**REQUIREMENT**
Scan the entries for the word "title" and return every line that has it.

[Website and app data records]
_ _ _ _ _ _ _
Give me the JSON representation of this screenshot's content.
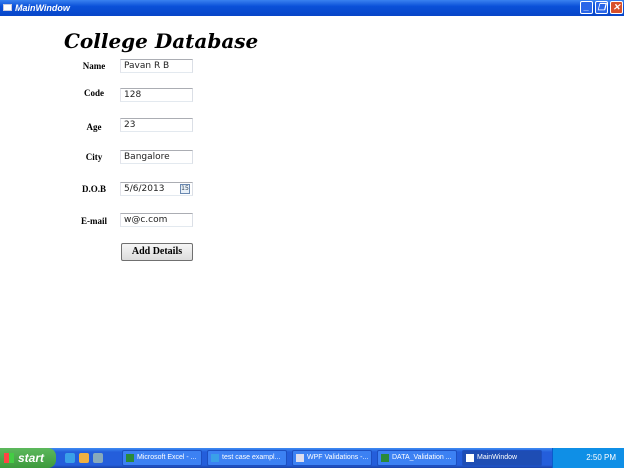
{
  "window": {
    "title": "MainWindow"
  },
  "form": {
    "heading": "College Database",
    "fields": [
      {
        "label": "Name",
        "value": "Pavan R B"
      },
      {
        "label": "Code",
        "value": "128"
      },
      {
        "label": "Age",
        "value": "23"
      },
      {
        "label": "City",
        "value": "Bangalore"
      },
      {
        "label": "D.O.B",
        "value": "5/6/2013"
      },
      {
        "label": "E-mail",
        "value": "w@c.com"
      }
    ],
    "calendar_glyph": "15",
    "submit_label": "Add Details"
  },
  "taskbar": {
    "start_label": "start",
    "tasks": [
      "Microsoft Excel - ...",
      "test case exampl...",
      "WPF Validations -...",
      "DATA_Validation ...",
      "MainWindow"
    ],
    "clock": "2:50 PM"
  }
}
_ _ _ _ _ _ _
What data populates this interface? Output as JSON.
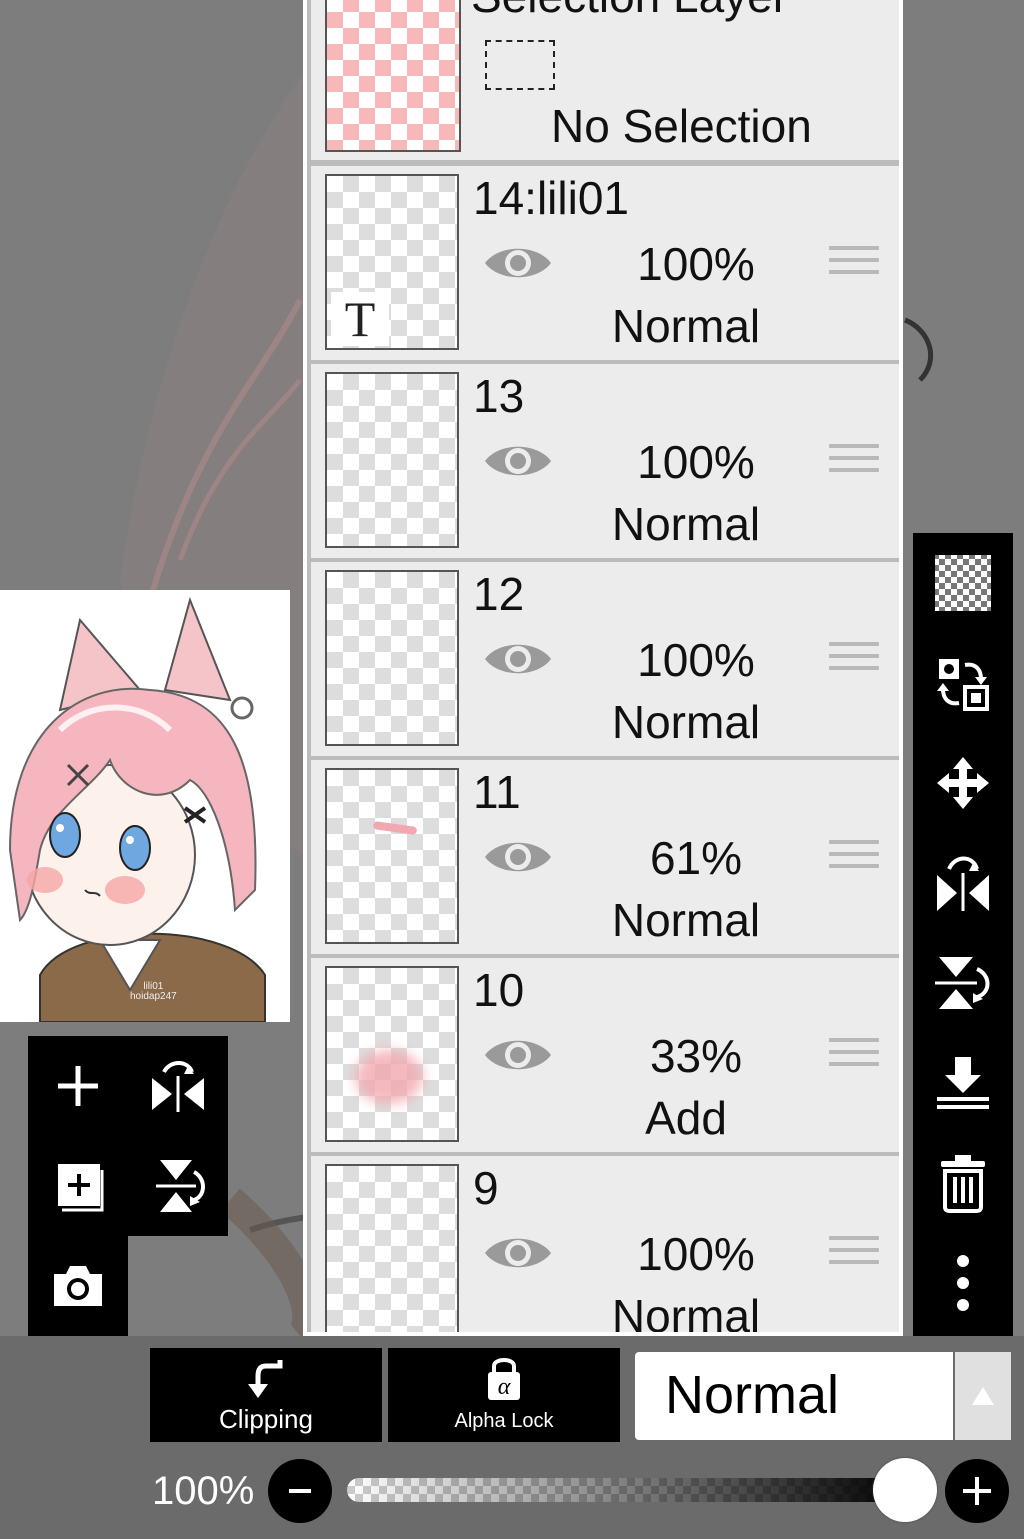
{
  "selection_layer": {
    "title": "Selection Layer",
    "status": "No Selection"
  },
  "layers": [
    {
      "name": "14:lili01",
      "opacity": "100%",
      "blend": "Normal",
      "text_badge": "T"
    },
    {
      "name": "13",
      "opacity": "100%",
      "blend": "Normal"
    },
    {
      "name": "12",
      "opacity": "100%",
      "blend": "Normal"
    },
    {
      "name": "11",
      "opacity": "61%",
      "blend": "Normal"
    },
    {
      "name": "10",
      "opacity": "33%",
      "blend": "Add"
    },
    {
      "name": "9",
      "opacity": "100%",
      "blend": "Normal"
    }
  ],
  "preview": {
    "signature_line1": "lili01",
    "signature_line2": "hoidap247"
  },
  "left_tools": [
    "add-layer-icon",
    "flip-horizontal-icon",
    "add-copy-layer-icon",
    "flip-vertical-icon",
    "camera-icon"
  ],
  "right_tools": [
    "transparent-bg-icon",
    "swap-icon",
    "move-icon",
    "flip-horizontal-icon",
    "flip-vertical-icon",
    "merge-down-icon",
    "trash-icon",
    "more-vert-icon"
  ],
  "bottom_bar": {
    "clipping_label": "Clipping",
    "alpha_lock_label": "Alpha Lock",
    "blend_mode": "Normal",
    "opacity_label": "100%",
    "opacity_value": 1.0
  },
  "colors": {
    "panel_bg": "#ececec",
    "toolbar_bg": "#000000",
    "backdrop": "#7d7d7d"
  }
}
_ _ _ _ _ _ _
**SOLUTION FOR THIS TASK**
    "title": "MainWindow"
    "title": "Selection Layer",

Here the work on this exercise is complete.